§ **WORK TASK**
Please give the data again in full, exactly as it reads.
(SOURCE INFORMATION begins)
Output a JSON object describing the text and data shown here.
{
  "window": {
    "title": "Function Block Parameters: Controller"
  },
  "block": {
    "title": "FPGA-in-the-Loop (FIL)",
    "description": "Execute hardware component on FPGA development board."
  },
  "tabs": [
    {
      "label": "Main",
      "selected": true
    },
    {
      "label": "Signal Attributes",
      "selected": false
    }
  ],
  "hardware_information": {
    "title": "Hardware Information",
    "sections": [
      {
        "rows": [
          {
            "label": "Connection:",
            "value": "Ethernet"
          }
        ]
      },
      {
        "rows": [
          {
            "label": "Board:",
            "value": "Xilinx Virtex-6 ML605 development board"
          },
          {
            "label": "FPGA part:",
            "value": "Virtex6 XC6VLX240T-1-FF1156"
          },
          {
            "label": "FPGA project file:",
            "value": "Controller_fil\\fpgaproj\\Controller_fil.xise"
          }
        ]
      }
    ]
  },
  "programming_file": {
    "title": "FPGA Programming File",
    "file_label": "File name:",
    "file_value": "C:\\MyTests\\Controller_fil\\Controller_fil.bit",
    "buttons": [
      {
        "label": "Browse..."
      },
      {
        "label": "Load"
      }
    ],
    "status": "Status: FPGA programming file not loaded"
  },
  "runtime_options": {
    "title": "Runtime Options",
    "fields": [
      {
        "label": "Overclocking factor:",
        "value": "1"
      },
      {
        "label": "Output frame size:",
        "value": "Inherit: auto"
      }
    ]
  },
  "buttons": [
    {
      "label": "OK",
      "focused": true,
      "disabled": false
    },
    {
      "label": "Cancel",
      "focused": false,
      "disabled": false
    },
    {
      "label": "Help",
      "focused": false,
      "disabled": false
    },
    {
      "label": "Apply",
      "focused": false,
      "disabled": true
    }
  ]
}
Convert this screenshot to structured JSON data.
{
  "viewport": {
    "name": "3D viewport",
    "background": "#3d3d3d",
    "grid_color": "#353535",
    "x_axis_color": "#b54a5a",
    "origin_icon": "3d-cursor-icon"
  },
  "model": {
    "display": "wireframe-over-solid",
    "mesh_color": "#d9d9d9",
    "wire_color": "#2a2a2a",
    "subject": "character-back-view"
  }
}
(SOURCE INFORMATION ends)
§ **RESPONSE FOR THIS EXERCISE**
Output a JSON object describing the text and data shown here.
{
  "window": {
    "title": "Function Block Parameters: Controller"
  },
  "block": {
    "title": "FPGA-in-the-Loop (FIL)",
    "description": "Execute hardware component on FPGA development board."
  },
  "tabs": [
    {
      "label": "Main",
      "selected": true
    },
    {
      "label": "Signal Attributes",
      "selected": false
    }
  ],
  "hardware_information": {
    "title": "Hardware Information",
    "sections": [
      {
        "rows": [
          {
            "label": "Connection:",
            "value": "Ethernet"
          }
        ]
      },
      {
        "rows": [
          {
            "label": "Board:",
            "value": "Xilinx Virtex-6 ML605 development board"
          },
          {
            "label": "FPGA part:",
            "value": "Virtex6 XC6VLX240T-1-FF1156"
          },
          {
            "label": "FPGA project file:",
            "value": "Controller_fil\\fpgaproj\\Controller_fil.xise"
          }
        ]
      }
    ]
  },
  "programming_file": {
    "title": "FPGA Programming File",
    "file_label": "File name:",
    "file_value": "C:\\MyTests\\Controller_fil\\Controller_fil.bit",
    "buttons": [
      {
        "label": "Browse..."
      },
      {
        "label": "Load"
      }
    ],
    "status": "Status: FPGA programming file not loaded"
  },
  "runtime_options": {
    "title": "Runtime Options",
    "fields": [
      {
        "label": "Overclocking factor:",
        "value": "1"
      },
      {
        "label": "Output frame size:",
        "value": "Inherit: auto"
      }
    ]
  },
  "buttons": [
    {
      "label": "OK",
      "focused": true,
      "disabled": false
    },
    {
      "label": "Cancel",
      "focused": false,
      "disabled": false
    },
    {
      "label": "Help",
      "focused": false,
      "disabled": false
    },
    {
      "label": "Apply",
      "focused": false,
      "disabled": true
    }
  ]
}
Convert this screenshot to structured JSON data.
{
  "viewport": {
    "name": "3D viewport",
    "background": "#3d3d3d",
    "grid_color": "#353535",
    "x_axis_color": "#b54a5a",
    "origin_icon": "3d-cursor-icon"
  },
  "model": {
    "display": "wireframe-over-solid",
    "mesh_color": "#d9d9d9",
    "wire_color": "#2a2a2a",
    "subject": "character-back-view"
  }
}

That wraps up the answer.